But the client’s entitled to that. It’s a great question, and again, lawyers make it harder for the lawyers who have to say, “No,” if they’re willing to put their credentials behind things that they know don’t really work at the end of the day.


Prof. Josh Blackman:  Let me bring this back to President -- not President -- Professor Rotunda. When I was in law school, it was during the 2006 mid-term elections and leading up to the 2008 elections. And Virginia had some idea that they would ask voters to sign a loyalty oath, as if you were voting in a Republican primary, you had to basically pledge to support only Republicans. And this was a plan designed to prevent Democratics from interceding in the open primary. And I asked Ron, “Can they do this? Would this actually work?” And Ron wrote right back and said, “There’s a real free speech problem there.”

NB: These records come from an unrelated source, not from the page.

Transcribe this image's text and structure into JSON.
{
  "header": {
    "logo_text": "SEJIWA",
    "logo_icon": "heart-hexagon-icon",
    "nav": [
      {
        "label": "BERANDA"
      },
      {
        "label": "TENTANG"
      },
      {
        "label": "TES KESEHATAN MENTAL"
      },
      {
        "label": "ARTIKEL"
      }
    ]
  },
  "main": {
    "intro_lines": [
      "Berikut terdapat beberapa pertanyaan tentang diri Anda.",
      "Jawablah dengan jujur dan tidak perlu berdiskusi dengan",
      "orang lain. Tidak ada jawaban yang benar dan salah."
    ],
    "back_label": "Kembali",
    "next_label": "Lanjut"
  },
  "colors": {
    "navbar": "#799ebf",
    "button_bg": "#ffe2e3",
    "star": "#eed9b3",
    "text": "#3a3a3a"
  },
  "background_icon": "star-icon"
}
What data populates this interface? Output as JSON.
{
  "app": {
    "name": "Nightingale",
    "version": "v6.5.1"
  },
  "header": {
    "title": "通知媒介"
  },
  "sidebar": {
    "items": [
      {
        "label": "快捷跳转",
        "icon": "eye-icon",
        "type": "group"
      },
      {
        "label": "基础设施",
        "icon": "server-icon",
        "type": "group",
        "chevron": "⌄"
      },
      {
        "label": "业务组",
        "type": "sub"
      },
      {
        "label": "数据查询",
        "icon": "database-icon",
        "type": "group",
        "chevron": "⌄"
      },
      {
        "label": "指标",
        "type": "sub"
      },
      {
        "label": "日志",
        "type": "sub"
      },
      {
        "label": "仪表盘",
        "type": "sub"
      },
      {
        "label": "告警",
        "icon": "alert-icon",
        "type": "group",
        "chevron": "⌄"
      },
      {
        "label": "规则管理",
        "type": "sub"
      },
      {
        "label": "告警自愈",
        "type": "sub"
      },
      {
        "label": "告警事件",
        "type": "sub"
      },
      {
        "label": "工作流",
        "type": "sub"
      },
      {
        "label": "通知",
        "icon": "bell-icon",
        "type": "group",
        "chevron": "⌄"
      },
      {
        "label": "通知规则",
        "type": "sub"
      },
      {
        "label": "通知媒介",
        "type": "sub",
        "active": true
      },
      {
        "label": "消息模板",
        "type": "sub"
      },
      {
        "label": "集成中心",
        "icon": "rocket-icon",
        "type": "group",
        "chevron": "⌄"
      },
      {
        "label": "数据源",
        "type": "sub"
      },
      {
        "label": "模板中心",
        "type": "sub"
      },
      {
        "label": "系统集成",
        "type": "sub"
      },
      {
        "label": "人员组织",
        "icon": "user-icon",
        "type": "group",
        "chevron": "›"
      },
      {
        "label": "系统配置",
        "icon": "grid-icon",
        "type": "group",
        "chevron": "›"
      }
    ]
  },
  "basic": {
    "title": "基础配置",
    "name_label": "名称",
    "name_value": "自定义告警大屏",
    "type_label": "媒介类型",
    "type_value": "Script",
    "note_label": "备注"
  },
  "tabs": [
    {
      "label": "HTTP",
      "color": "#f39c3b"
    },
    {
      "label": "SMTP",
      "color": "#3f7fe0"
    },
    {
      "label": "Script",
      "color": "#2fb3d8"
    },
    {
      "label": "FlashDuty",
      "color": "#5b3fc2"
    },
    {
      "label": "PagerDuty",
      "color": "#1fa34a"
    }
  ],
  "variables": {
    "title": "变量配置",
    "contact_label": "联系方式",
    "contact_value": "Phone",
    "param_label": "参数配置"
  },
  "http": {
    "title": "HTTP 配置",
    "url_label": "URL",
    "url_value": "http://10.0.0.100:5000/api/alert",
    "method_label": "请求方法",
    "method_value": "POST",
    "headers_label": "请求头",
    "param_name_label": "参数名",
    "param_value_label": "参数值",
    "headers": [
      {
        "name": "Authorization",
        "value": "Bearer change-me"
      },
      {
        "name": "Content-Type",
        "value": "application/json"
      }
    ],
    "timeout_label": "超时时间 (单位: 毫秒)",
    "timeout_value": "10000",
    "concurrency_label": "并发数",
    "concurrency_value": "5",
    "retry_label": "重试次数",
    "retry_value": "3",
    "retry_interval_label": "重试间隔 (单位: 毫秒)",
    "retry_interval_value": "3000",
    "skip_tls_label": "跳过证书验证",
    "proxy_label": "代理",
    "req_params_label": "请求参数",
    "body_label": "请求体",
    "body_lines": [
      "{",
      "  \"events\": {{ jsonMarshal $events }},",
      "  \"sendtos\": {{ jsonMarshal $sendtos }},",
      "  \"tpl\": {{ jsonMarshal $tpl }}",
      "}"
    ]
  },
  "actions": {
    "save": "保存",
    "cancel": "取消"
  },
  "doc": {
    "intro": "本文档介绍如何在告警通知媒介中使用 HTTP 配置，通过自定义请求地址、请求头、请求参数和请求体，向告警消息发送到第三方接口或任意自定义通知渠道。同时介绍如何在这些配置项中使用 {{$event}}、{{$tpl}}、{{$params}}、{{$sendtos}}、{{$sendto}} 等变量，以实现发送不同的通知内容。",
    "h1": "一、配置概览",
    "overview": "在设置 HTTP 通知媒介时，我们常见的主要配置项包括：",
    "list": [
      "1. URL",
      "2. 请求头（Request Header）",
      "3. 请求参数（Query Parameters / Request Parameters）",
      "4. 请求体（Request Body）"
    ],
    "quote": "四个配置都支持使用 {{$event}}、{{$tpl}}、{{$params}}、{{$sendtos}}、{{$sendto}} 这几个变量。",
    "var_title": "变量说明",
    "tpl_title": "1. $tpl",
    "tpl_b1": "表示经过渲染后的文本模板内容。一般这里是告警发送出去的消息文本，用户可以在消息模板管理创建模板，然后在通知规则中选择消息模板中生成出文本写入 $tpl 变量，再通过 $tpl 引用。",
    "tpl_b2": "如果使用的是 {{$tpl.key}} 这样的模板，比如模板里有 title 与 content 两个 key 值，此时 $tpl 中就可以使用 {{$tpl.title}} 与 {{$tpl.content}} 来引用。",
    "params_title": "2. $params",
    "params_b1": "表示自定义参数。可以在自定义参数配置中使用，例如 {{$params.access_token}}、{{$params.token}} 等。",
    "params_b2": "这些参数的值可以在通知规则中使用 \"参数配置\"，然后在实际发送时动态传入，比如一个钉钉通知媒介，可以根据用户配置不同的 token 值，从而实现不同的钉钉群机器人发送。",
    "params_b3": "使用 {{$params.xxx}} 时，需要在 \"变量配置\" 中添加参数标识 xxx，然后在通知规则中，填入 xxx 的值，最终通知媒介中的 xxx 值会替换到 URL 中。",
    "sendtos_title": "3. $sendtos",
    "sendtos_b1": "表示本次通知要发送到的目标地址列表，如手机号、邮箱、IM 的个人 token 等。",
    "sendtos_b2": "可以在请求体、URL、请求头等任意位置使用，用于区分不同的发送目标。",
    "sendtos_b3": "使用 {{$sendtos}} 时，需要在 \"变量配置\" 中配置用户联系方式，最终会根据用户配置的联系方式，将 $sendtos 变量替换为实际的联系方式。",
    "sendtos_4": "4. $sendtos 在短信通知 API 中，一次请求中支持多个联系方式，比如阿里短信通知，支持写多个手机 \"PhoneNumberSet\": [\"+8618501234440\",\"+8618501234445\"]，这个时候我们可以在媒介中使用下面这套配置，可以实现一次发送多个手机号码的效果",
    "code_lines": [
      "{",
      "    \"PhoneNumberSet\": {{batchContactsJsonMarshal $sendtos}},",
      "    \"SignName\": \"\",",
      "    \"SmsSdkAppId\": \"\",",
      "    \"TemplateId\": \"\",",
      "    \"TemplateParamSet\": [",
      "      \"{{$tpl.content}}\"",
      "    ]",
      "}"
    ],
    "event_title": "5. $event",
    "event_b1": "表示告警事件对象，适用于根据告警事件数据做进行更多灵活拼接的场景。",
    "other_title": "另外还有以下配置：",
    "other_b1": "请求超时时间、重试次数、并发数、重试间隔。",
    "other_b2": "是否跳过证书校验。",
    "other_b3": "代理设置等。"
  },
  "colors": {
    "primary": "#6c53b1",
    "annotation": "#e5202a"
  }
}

And I think Ron, at heart, he loved this country, and he loved the Constitution dearly. And I think he would have relished having this sort of high-level discussion on matters of constitutional law. I think he would have always put the sort of rules of professional conduct and responsibility first in his mind, so I -- we didn’t see -- we didn’t know what Ron would have done in the 2020 election, but I think he would have approached in a very different way than perhaps his colleague had at Chapman, John Eastman, would have approached it.


That’s all the time we have. I thank you all for your attention and for your engagement. And I really thank Greg for being here and just sharing with us his story. And I hope, Greg, you can tell this story for many years to come. And I promise there’ll be no thuds and smashing of glass the next time we speak but hopefully not.


Gregory Frederick Jacob:  That’s perfect. That is one of my minimum requirements now.


Jack Capizzi:  Well, thank you both very much. On behalf of The Federalist Society, I want to express our appreciation to Greg for joining this year’s Ron Rotunda Memorial to discuss such a worthy topic. And also, thanks to Josh for some truly valuable antidotes about Professor Rotunda and for moderating the discussion. As always, we do welcome listener feedback by email at info@fed-soc.org. Please keep an eye on our website as well and your emails for announcements about upcoming programs. A recording of this webinar will be available in podcast form and video shortly. That’s all for today. Thank you all very much for being with us. We are adjourned.